Cite as: http://hdl.handle.net/21.11116/0000-0003-BB64-A
Background Neurophysiological studies showed that in macaques, grasp-related sensorimotor transformations are accomplished in a circuit connecting the anterior intraparietal sulcus (area AIP) with premotor area F5. Single unit recordings of macaque indicate that activity of neurons in this circuit is not simply linked to any particular object. Instead, responses correspond to the final hand configuration used to grasp the object. Although a human homologue of such a circuit has been identified, its role in planning and controlling different grasp configurations has not been decisively shown. We used functional magnetic resonance imaging to explicitly test whether activity within this network varies depending on the congruency between the adopted grasp and the grasp called by the stimulus.
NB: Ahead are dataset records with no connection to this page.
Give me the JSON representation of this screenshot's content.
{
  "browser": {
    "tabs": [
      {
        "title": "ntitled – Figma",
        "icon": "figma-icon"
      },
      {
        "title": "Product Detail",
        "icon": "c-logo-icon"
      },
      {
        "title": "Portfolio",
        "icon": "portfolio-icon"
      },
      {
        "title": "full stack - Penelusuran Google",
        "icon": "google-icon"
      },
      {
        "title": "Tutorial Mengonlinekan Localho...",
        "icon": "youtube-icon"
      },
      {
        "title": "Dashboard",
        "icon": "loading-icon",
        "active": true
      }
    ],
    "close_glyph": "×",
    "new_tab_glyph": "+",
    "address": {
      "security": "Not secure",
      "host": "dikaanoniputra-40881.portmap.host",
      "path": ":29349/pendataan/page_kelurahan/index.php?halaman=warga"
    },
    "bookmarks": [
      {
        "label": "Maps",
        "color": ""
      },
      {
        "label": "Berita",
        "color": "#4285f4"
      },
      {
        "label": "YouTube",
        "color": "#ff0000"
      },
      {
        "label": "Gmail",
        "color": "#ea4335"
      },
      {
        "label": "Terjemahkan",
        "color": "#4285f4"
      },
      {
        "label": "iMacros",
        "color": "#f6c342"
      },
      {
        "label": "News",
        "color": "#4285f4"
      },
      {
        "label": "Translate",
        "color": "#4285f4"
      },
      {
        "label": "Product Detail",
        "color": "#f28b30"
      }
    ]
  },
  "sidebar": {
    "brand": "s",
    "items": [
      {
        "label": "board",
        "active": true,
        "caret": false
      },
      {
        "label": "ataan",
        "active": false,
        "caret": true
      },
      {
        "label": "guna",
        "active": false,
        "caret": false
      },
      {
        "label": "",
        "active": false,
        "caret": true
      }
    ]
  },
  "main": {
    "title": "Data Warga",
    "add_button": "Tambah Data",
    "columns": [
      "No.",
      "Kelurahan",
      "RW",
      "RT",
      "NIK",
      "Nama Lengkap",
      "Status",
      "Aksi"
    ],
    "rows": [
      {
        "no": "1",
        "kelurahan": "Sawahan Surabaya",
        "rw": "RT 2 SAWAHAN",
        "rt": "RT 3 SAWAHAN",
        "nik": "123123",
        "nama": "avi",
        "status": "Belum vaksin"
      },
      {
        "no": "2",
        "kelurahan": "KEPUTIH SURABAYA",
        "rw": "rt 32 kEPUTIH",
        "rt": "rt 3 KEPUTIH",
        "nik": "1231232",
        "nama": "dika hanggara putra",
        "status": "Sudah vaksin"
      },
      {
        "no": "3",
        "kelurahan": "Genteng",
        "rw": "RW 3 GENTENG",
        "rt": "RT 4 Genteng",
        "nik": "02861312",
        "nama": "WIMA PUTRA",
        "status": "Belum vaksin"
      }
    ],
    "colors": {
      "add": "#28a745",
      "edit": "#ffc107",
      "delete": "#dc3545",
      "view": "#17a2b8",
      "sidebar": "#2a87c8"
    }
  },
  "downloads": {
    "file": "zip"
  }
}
Methodology/Principal Findings Subjects were requested to reach towards and grasp a small or a large stimulus naturally (i.e., precision grip, involving the opposition of index finger and thumb, for a small size stimulus and a whole hand grasp for a larger stimulus) or with an constrained grasp (i.e., a precision grip for a large stimulus and a whole hand grasp for a small stimulus). The human anterior intraparietal sulcus (hAIPS) was more active for precise grasping than for whole hand grasp independently of stimulus size. Conversely, both the dorsal premotor cortex (dPMC) and the primary motor cortex (M1) were modulated by the relationship between the type of grasp that was adopted and the size of the stimulus. Conclusions/Significance The demonstration that activity within the hAIPS is modulated according to different types of grasp, together with the evidence in humans that the dorsal premotor cortex is involved in grasp planning and execution offers a substantial contribution to the current debate about the neural substrates of visuomotor grasp in humans.